Tornado intensity has traditionally been measured according to the Fujita Scale (F-scale), which was based on damage to structures. It ranges from F0 (weak) to F5 (extreme). While this method is not a good measure of intensity, in that strong tornadoes may not hit a structure and variability in structure strength can produce wide variances in damage, it was, until the recent development of the Enhanced Fujita Scale, the only measure. As is the case across the country, the average Arkansas tornado since 1950 is very weak (F1.25); there has been only one recorded F5 tornado in the state, on April 10, 1929. Of the 336 fatalities in the state that occurred between 1950 and 2006, 211 took place in F4 tornadoes, of which there were only forty; only two fatalities took place in F0 and F1 tornadoes combined (962 total).
Death tolls since the advent of Weather Service tornado warnings in 1952 have been plummeting nationwide. In Arkansas, rates have generally declined (from sixty-eight fatalities per 100 tornadoes in the 1950s to only 6.3 fatalities per 100 tornadoes) but remain too high. As a comparison, Kansas saw about twenty fatalities per 100 tornadoes in the 1950s and only about two fatalities per 100 tornadoes in the 2000s. Each recent tornado, however, has brought about large expenditures for community sirens, and more recently, Arkansas Department of Emergency Management (ADEM) monetary incentives to build tornado-proof safe rooms in homes. ADEM has also been key in supplying and stressing to the public the need for warning-activated National Oceanic and Atmospheric Administration (NOAA) weather radios, while also vastly increasing weather radio coverage to rural areas using new transmitters.
For additional information:
Grazulis, Thomas. Significant Tornadoes, 1880–1989. 2 vols. St. Johnsbury, VT: Environmental Films, 1991.

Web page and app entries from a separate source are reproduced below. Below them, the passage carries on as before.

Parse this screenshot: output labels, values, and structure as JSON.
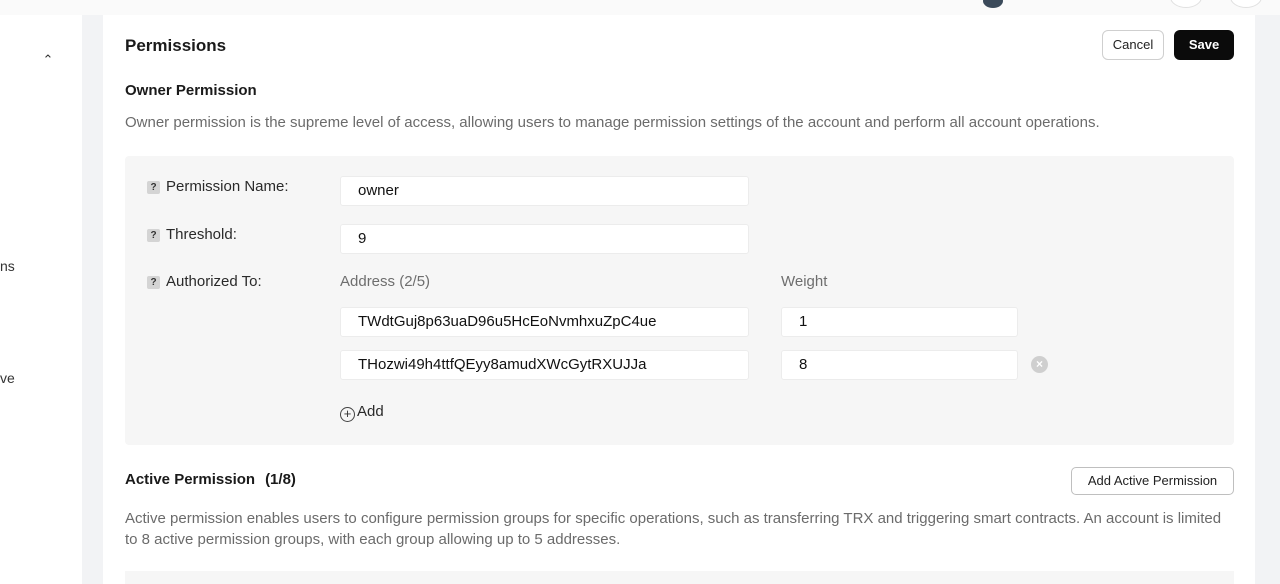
{
  "sidebar": {
    "fragment_1": "ns",
    "fragment_2": "ve"
  },
  "permissions": {
    "title": "Permissions",
    "cancel_label": "Cancel",
    "save_label": "Save"
  },
  "owner": {
    "heading": "Owner Permission",
    "description": "Owner permission is the supreme level of access, allowing users to manage permission settings of the account and perform all account operations.",
    "help_glyph": "?",
    "name_label": "Permission Name:",
    "name_value": "owner",
    "threshold_label": "Threshold:",
    "threshold_value": "9",
    "authorized_label": "Authorized To:",
    "address_header": "Address (2/5)",
    "weight_header": "Weight",
    "keys": [
      {
        "address": "TWdtGuj8p63uaD96u5HcEoNvmhxuZpC4ue",
        "weight": "1"
      },
      {
        "address": "THozwi49h4ttfQEyy8amudXWcGytRXUJJa",
        "weight": "8"
      }
    ],
    "add_label": "Add"
  },
  "active": {
    "heading": "Active Permission",
    "count": "(1/8)",
    "add_button_label": "Add Active Permission",
    "description": "Active permission enables users to configure permission groups for specific operations, such as transferring TRX and triggering smart contracts. An account is limited to 8 active permission groups, with each group allowing up to 5 addresses."
  },
  "icons": {
    "collapse": "chevron-up-icon",
    "help": "question-icon",
    "remove": "close-circle-icon",
    "add": "plus-circle-icon"
  }
}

The Online Tornado FAQ. Storm Prediction Center. http://www.spc.noaa.gov/faq/tornado/ (accessed March 28, 2017).
Mary Sue Passe-Smith
University of Central Arkansas